Geophysical and sedimentological interpretation of a pop-up structure within the San Diego Bay pull-apart basin, San Diego, California
advisor: Dr. Jillian Maloney
Friday, August 6, 2021

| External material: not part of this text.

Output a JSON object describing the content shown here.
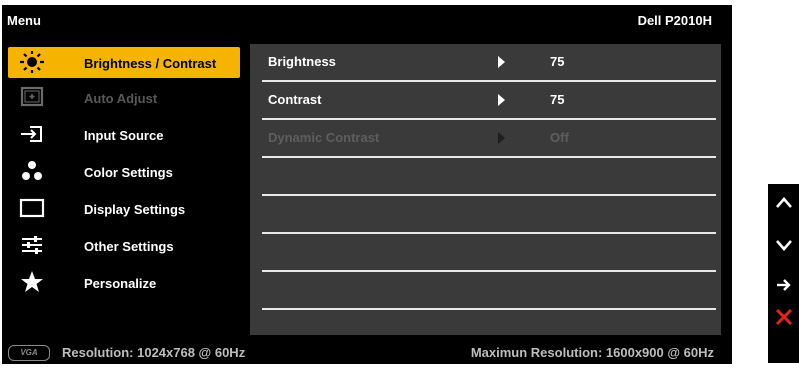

A fault zone was recently discovered in the southern San Diego Bay pull-apart basin in San Diego, California (Singleton et al., 2021). The fault zone, named here as the Crown Cove fault zone, was imaged as two parallel faults in high-resolution Chirp subbottom data that appear to form a pop-up structure near the deepest part of the pull-apart basin, based on gravity data. The paleoseismic activity and structural controls on this transpressional feature within the broader transtensional basin are unknown, but its location within the tidal zone allows investigation with marine seismic reflection methods and shore-based sampling. In 2011-2013, and 2019, Chirp subbottom data were collected in San Diego Bay and shore-based vibracores were collected in November 2020 and April 2021 to provide ground-truthing and age correlation for the Chirp profiles. These data were used to interpret the depositional history of the study area and assess fault structure and activity. Three seismic facies were mapped across the southern bay, including across the pop up structure. Based on the Chirp and sediment core data, including grain size and radiocarbon ages, these units were interpreted as highstand bay deposits, subaerial transgressive deposits, and older paralic deposits. Both strands of the Crown Cove fault zone offset the interpreted subaerial unconformity formed during the last glacial maximum (~20 ka) by 1.5 to 3.5 meters. These results indicate potential earthquake hazards for the communities living on the Silver Strand. Furthermore, a seismic event could cause liquefaction of the unconsolidated dredged sand as well as the soft sediments that naturally built the Silver Strand.